In the practical lessons observed the teacher moved around to help the students with their work and it was normal for him to take every opportunity to encourage them to make improvements. The students’ knowledge and competence in the subjects was good for people of their age and they were effective in communicating when the inspector questioned them. 

 

Assessment  

 

There are in-school formal examinationss in Meánscoil San Nioclás at Christmas and in the summer. In third year the students have a mock examination to prepare for the state examinations. As well as these formal examinationss there is also continuous assessment which is done on the project work of the students in MTW in second and third year and the average of these marks is included with the formal examination marks. In first year, while the students are studying MTW for one half of the year, with the emphasis on practical work, the students’ project work is assessed without a formal examination. In the senior cycle the drawings done in class and homework are assessed regularly.

 

As well as these assessment methods, it is a custom of the teaching staff of the technologies to complete informal assessments as part of every lesson. They assist the students, praising and encouraging them. This assessment is a great support for learning.  In an MTW lesson observed a clever system was used to give feedback to the students on the practical work that they had done in the previous lesson. The teacher stuck labels to the projects and he wrote notes on them praising the students and giving them advice. This helped to begin the lesson promptly. The system is to be applauded particularly as assessment for learning. This creative system of assessment of the students’ practical work is commended. The assessment methods that have been implemented in MTW and CS are closely associated with the curriculum’s objectives. A record of the results of assessments is carefully kept.

 

Homework is given in the theory area of the subject to students in the second and third year of MTW and in the senior cycle in CS. In first year it is usual for design work on a project being undertaken at the time to be given as homework.
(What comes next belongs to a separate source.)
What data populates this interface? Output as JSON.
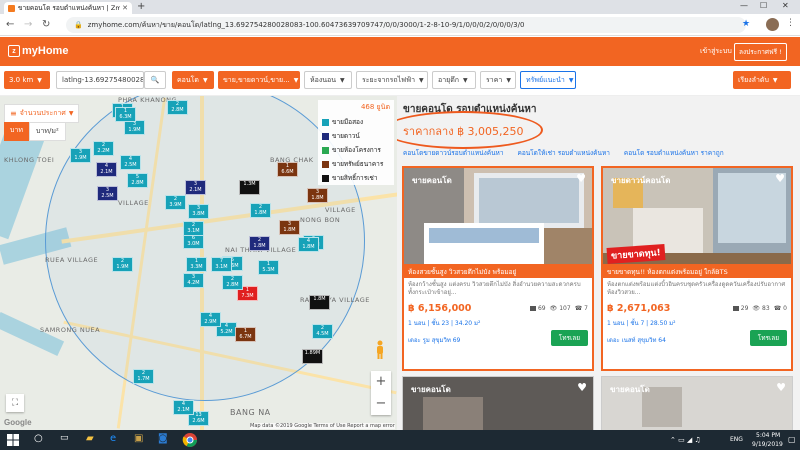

Often, the students have to finish work that was started in class at home. Every student keeps his or her own notes on the work that is done in class and this work often has to be completed at home as well. There is a connection between class work and homework.

 

The students showed their interest in the subjects clearly during the inspection. They were for the most part enthusiastic in their work. Occasionally, when necessary, the teacher encouraged the students to greater activity, in a friendly and balanced way. The level of competency being achieved by the students in MTW and in CS is good and their skills and knowledge are fitting in relation to age and ability.  

 


Summary of Main Findings and Recommendations

 

The following are the main strengths identified in the evaluation:

 

 

·         The emphasis on design, particularly in the teaching of MTW, is commended.

 

 

As a means of building on these strengths and to address areas for development, the following key recommendations are made: 

 

 

 

A post-evaluation meeting was held with the teacher of Materials Technology (Wood) and Construction Studies and with the Principal at the conclusion of the evaluation when the draft findings and recommendations of the evaluation were presented and discussed.